|US8446772 *||Aug 4, 2011||May 21, 2013||Sandisk Technologies Inc.||Memory die self-disable if programmable element is not trusted|
|U.S. Classification||34/75, 34/73, 34/66, 34/218|
|Apr 25, 2002||AS||Assignment|
Owner name: TAIWAN SEMICONDUCTOR MANUFACTURING CO., LTD., TAIW
Free format text: ASSIGNMENT OF ASSIGNORS INTEREST;ASSIGNORS:LIAO, PAO-KUN;SU, WEN-TSAI;REEL/FRAME:012849/0629

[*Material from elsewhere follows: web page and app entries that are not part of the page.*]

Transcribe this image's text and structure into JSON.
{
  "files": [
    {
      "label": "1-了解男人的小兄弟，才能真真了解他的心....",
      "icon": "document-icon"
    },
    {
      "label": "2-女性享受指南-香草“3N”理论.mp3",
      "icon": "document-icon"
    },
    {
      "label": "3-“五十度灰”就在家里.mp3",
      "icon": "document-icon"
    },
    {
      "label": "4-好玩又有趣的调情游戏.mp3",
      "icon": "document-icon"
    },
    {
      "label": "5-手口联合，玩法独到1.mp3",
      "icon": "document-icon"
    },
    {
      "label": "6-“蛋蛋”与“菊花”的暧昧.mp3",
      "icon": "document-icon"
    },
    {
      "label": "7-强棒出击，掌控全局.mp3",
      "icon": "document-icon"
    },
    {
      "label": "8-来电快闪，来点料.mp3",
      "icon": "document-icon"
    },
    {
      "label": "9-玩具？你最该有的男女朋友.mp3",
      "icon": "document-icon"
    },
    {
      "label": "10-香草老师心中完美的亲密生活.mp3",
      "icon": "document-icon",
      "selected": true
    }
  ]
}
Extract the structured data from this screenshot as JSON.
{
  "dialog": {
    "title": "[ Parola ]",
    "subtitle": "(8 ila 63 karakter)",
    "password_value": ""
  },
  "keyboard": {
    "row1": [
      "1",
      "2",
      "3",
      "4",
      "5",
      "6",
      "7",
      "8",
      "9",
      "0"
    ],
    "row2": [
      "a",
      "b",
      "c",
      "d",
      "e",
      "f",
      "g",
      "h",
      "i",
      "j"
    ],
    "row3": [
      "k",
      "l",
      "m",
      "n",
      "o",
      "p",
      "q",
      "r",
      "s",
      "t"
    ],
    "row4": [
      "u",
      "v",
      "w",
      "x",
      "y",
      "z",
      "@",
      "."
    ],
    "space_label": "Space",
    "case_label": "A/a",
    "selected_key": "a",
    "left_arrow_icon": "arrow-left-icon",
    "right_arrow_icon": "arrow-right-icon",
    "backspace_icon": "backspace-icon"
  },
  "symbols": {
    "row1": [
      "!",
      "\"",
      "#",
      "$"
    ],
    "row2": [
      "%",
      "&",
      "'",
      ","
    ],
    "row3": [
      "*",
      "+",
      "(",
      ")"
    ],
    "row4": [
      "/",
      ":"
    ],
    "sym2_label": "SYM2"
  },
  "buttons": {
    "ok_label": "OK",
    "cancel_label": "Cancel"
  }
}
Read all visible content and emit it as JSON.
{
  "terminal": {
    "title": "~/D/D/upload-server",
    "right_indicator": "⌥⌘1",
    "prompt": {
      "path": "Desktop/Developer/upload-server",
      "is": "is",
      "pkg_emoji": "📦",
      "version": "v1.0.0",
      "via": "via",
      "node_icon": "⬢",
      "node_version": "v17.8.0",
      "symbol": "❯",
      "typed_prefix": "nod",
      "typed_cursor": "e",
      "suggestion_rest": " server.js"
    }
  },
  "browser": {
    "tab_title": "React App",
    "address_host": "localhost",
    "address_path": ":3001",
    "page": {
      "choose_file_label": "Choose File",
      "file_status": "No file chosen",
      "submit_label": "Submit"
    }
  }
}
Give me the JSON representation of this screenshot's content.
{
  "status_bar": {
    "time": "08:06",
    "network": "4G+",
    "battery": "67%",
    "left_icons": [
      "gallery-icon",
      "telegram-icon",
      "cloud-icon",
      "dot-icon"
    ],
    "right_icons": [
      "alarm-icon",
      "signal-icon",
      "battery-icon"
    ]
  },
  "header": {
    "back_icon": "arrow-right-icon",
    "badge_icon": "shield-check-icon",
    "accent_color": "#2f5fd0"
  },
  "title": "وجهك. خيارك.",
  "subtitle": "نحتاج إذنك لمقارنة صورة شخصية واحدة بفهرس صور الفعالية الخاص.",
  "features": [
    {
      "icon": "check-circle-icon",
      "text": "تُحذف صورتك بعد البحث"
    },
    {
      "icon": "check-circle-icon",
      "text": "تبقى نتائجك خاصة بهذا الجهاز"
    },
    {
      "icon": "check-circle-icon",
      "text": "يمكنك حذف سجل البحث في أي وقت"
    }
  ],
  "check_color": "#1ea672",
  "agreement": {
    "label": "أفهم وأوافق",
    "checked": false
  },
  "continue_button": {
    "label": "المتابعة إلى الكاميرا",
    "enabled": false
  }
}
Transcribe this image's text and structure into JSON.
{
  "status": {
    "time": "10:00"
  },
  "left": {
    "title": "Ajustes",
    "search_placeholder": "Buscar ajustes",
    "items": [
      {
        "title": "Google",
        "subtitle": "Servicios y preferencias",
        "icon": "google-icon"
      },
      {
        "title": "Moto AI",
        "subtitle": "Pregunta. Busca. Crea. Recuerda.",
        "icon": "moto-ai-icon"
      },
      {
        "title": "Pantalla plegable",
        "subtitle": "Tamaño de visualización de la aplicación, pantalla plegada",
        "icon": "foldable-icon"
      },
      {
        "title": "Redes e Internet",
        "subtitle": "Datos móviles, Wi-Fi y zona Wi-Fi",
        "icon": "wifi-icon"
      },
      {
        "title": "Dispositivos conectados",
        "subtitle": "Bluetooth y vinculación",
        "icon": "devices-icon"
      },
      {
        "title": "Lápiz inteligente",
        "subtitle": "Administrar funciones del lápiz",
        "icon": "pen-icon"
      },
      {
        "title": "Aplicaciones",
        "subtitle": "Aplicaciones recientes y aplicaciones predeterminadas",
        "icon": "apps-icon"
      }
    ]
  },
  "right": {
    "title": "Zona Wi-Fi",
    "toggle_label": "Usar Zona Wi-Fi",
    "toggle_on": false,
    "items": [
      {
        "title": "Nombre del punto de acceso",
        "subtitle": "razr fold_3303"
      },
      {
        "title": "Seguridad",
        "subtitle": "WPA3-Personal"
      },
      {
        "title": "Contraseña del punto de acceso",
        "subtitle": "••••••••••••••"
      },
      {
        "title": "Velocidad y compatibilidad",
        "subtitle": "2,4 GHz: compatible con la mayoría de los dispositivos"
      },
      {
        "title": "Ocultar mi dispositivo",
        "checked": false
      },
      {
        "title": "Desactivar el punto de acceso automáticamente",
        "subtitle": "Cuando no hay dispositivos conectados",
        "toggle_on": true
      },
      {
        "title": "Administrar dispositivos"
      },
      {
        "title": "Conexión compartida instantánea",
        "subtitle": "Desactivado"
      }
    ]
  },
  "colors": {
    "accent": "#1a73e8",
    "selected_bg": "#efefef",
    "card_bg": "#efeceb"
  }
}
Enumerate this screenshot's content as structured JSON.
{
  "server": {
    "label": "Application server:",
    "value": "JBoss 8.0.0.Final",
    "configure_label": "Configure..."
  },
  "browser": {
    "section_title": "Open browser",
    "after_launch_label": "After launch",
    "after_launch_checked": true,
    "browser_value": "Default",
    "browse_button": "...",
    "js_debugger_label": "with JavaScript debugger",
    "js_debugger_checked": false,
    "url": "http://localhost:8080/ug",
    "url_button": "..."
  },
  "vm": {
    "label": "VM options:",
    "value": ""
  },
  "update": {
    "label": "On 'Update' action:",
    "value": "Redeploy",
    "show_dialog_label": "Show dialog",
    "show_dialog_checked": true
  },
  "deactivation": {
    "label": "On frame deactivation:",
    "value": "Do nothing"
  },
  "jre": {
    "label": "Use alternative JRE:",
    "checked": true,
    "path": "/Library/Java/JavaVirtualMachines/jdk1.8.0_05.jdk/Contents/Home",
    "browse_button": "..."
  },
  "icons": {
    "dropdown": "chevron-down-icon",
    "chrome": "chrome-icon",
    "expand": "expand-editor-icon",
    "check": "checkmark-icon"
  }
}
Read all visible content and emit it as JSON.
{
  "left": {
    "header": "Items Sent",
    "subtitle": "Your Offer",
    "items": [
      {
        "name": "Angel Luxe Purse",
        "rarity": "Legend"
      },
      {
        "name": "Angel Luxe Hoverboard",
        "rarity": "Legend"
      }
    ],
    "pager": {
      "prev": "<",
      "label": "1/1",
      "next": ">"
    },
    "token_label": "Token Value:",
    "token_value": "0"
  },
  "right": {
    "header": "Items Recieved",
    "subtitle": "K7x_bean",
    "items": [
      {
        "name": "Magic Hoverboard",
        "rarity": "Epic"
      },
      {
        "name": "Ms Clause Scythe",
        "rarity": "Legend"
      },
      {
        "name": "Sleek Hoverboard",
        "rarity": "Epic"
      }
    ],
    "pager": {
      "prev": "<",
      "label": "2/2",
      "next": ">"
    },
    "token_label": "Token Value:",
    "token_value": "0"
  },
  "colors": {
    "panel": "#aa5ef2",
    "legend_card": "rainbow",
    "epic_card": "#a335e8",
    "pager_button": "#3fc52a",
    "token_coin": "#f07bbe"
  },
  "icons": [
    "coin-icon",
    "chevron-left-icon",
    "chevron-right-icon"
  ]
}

Effective date: 20020409
|Sep 20, 2007||FPAY||Fee payment|
Year of fee payment: 4
|Sep 19, 2011||FPAY||Fee payment|
Year of fee payment: 8
|Dec 18, 2015||REMI||Maintenance fee reminder mailed|
|May 11, 2016||LAPS||Lapse for failure to pay maintenance fees|
|Jun 28, 2016||FP||Expired due to failure to pay maintenance fee|
Effective date: 20160511